I have long held an obsession over maps. I enjoy reading them as much as I enjoying reading a good novel. In fact, my love of maps is so dorky that (a) in college, I decorated the walls of my dorm with topo maps of Colorado’s backcountry, and (b) I also insisted on having a blue topo backdrop as part of the branding for Headwaters Content.
So, needless to say, my obsession with maps means that Google Maps gets a lot of visits from me. So I was particularly intrigued to get an invite to test its newest version a few weeks ago. By and large, it is more visually arresting, but it has several flaws. Here are the pros and cons for the everyman (i.e. those of you not lining up for Google Glass).
Better Visual Presentation – Google Maps has always been clunky with the way it looks, a fact that didn’t bother me because of the platform’s solid functionality and unrivaled data. But if there is a headline for this new iteration, it is that Google Maps has gotten a lot prettier, and less functional. More on that second part in a moment…
Nothing is more important in a map than clarity, and the new cartography — with easier-to-read streets and landmarks — makes the experience more inviting. The filmstrip of photos along the bottom, and quick snapshots of Streetview within the “info card,” make this version of Google Maps endlessly entertaining. I could poke around for hours.
Other things to like …
- Getting from Point A to Point B has a lot more options, including flight integration, and better presentation of bike routes (particularly handy for planning a bike-oriented vacation)
- Click on a spot, instant Streetview. This is especially cool for some of the newer applications of Streetview, such as ski resorts, where they have used their 360-cameras on ski runs at a handful of popular resorts. (In working with Aspen-Snowmass, I’ve been eager to find new ways to integrate Google Maps and Streetview into their site’s on-page content.)
- And finally, the abundance of 360-degree photo spheres will allow you to get inside of places where Streetview hasn’t been, such as transit hubs.
Flawed Search Results – Far too many times with this new update, I’m left without answers while doing searches. Google is steering far too many searches toward advertiser-centric results.
Of course they are.
For instance, a simple search for “U.S. Capitol, Washington DC” first yielded “Capitol Associates,” a lobbying firm located a few blocks from the Capitol. I was also presented via autofill with “U.S. Capitol Visitors Center” and “U.S. Capitol, Capitol Driveway Northwest, Washington, DC,” neither of which offered search results for the official U.S. Capitol page or Wikipedia page (although the Visitor Center Site did come up). For more info, it took me to the Capitol’s Google Plus page, with reviews. It ranks as a 4.4 out of 5, but on what scale I’m not sure. (And here I thought Congress had an approval rating of 4.4 percent).
Anyhow, the trend to turn Google Maps into a social network is troubling, and not just because I don’t have many friends. But rather, from a curation standpoint, it is unreliable — which ought to be a death knell for any map platform, don’t you think?

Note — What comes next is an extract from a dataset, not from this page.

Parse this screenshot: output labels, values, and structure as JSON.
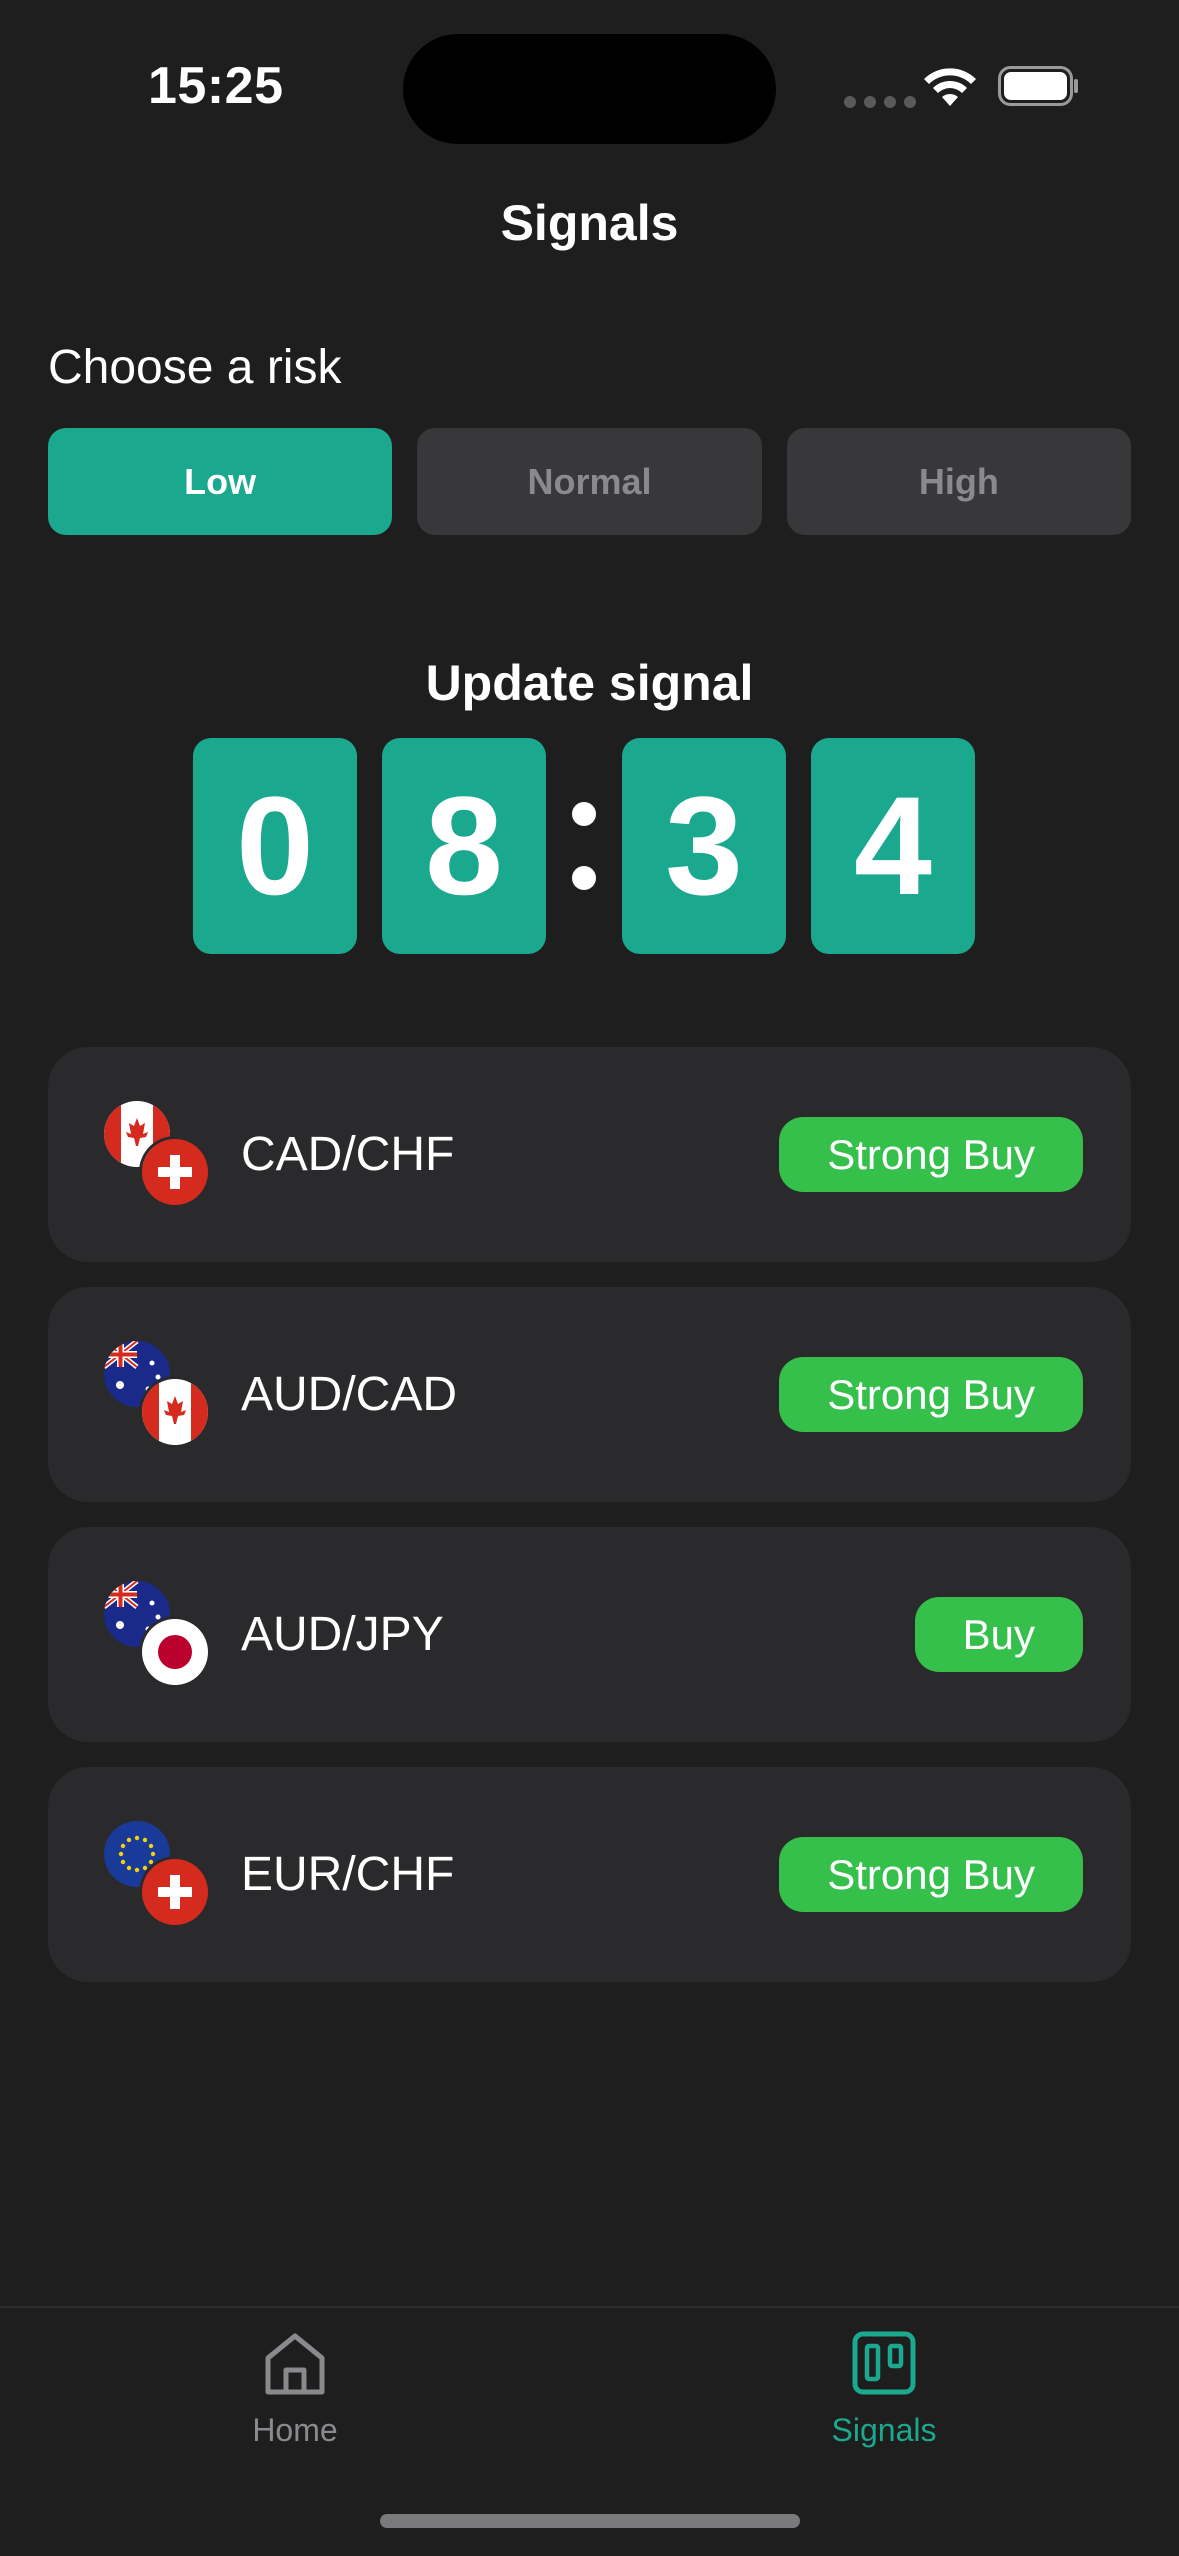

The best example of this is the map for Aspen, Colorado. If you want to find Maroon Peak, you are presented with so many variations on its location because of where Google users have placed it. It’s downtown, on a lake, in Woody Creek… It gets worse with a search for “Grand Tetons,” and embarrassingly worse with “Arkansas River, CO,” a query that plops you in the middle of Little River, Oklahoma with related links for Little River County Solid Waste and Campus Embroidery & Letter Co. (At least we have a photo of “Grandpa’s House” in the photo strip at the bottom).
Considering what an enormous attraction the Arkansas River is for visitors to Colorado, this is a pretty pathetic. (Note: A search for “Arkansas River, Colorado” yields more relevant results, but all of them advertiser centric).
The irrelevant search results happen in far too many travel-related scenarios, and its not just confined to natural features. When I did a search for “Boonville, CA” and then selected their related link for “places to stay,” it zoomed out and showed hotels in Ukiah, some 40 minutes away (not even mentioning the B&Bs in the valley or the cult-favorite Boonville Hotel right in town).
At this point, I might be piling on, but these scenarios are happening enough to make the new Google Maps less reliable than before.
The lines between search and social strategies have been blurring for years, but this may be the biggest shove we’ve seen from Google. Unfortunately for Google Maps, it is at the cost of reliability. I’d recommend Google Maps for point A to point B navigating, for seeing what a place looks like, and for utilizing Streetview and Google Earth. The amount of applications this data has on planning your travel or feeding your curiosity are endless.
I just wouldn’t use it as a search engine … unless you need a lobbying firm that can show you how to navigate the U.S. Capitol.